Earthquake 3.6 Hits East Bay October 27 2011
A pair of earthquakes shook homes and businesses in the San Francisco Bay Area last week.
The first quake, with a magnitude of 4.0 according to the U.S. Geological Survey, struck at 2:41 p.m. local time about 2 miles southeast of Berkeley.
A 3.8 magnitude aftershock centered a mile east of Berkeley followed more than 5 hours later at 8:16 p.m.
USGS officials estimate that more than 4 million residents of the Bay Area felt the quakes, with the worst shaking impacting the East Bay region.
Tips to be better prepared:
If you are indoors when shaking starts:
- “DROP, COVER AND HOLD ON.” If you are not near a strong table or desk, drop to the floor against an interior wall and cover your head and neck with your arms.
- Avoid windows, hanging objects, mirrors, tall furniture, large appliances and cabinets filled with heavy objects.
- Do not try to run out of the structure during strong shaking.

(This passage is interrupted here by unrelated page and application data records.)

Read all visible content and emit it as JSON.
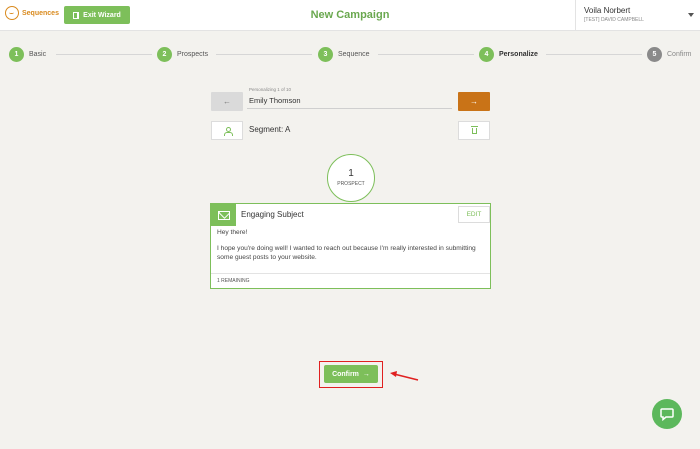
{
  "header": {
    "brand": "Sequences",
    "exit_label": "Exit Wizard",
    "title": "New Campaign",
    "user_name": "Voila Norbert",
    "user_sub": "[TEST] DAVID CAMPBELL"
  },
  "steps": [
    {
      "number": "1",
      "label": "Basic",
      "state": "done"
    },
    {
      "number": "2",
      "label": "Prospects",
      "state": "done"
    },
    {
      "number": "3",
      "label": "Sequence",
      "state": "done"
    },
    {
      "number": "4",
      "label": "Personalize",
      "state": "active"
    },
    {
      "number": "5",
      "label": "Confirm",
      "state": "pending"
    }
  ],
  "personalize": {
    "counter": "Personalizing 1 of 10",
    "prospect_name": "Emily Thomson",
    "prev_arrow": "←",
    "next_arrow": "→",
    "segment": "Segment: A"
  },
  "prospect_badge": {
    "count": "1",
    "label": "PROSPECT"
  },
  "email": {
    "subject": "Engaging Subject",
    "edit_label": "EDIT",
    "greeting": "Hey there!",
    "body": "I hope you're doing well! I wanted to reach out because I'm really interested in submitting some guest posts to your website.",
    "remaining": "1 REMAINING"
  },
  "confirm": {
    "label": "Confirm",
    "arrow": "→"
  },
  "colors": {
    "accent": "#7dbf5a",
    "next": "#c97317",
    "highlight": "#e02020",
    "brand": "#d98a1e"
  }
}
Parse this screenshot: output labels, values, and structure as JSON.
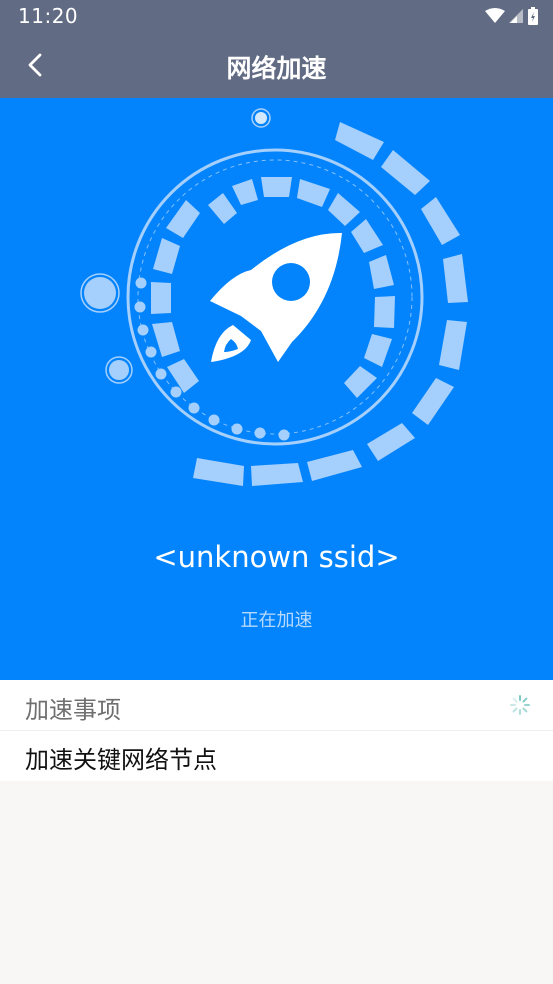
{
  "status_bar": {
    "time": "11:20",
    "icons": [
      "wifi-icon",
      "signal-icon",
      "battery-icon"
    ]
  },
  "app_bar": {
    "title": "网络加速",
    "back_icon": "chevron-left-icon"
  },
  "hero": {
    "ssid": "<unknown ssid>",
    "status": "正在加速",
    "icon": "rocket-icon"
  },
  "tasks": {
    "header": "加速事项",
    "items": [
      {
        "label": "加速关键网络节点"
      }
    ]
  },
  "colors": {
    "app_bar": "#616b83",
    "hero_bg": "#0384fc",
    "ring": "#a5cffc",
    "accent_spinner": "#7cc7c4"
  }
}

- If you are downtown, it is safer to remain inside a building after an earthquake unless there is a fire or gas leak. There are no open areas in downtown San Francisco far enough from glass or other falling debris to be considered safe refuge sites. Glass from high-rise buildings does not always fall straight down; it can catch a wind current and travel great distances.

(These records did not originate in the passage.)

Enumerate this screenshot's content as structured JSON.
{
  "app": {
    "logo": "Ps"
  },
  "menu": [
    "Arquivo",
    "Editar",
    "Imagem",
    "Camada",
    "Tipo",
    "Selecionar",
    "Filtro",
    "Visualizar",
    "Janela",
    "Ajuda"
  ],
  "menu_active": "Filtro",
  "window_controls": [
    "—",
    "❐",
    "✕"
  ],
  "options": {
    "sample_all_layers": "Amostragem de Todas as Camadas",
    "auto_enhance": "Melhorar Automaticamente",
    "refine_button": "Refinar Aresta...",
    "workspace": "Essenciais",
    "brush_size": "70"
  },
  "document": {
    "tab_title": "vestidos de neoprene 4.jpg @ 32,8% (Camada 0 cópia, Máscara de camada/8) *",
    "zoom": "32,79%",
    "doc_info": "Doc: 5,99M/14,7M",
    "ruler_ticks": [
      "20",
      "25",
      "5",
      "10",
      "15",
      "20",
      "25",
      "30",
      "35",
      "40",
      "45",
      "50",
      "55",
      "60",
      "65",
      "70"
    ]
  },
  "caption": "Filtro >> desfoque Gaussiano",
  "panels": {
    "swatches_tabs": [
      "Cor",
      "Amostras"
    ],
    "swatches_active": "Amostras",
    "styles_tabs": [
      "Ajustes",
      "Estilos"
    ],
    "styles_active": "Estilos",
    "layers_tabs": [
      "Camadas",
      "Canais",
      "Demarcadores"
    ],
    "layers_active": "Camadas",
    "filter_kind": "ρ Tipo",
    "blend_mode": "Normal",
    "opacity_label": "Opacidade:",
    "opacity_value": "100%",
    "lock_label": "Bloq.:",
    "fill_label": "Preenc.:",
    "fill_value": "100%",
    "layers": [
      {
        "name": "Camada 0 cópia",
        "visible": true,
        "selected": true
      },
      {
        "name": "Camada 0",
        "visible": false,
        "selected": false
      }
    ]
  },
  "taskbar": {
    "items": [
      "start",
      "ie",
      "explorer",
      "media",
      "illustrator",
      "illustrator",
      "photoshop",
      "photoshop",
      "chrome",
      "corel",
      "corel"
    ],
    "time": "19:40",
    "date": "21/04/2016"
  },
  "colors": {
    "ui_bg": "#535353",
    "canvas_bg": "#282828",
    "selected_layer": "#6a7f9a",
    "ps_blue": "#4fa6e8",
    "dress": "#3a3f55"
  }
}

- If you are in bed, stay there and cover your head with a pillow.
- Do not use elevators.
- If you use a wheelchair, lock the wheels and cover your head.
If you are outdoors when shaking starts
- Move to a clear area if you can safely walk. Avoid power lines, buildings and trees.
- If you’re driving, pull to the side of the road and stop. Avoid stopping under overhead hazards
- If you are on the beach, move to higher ground. An earthquake can cause a tsunami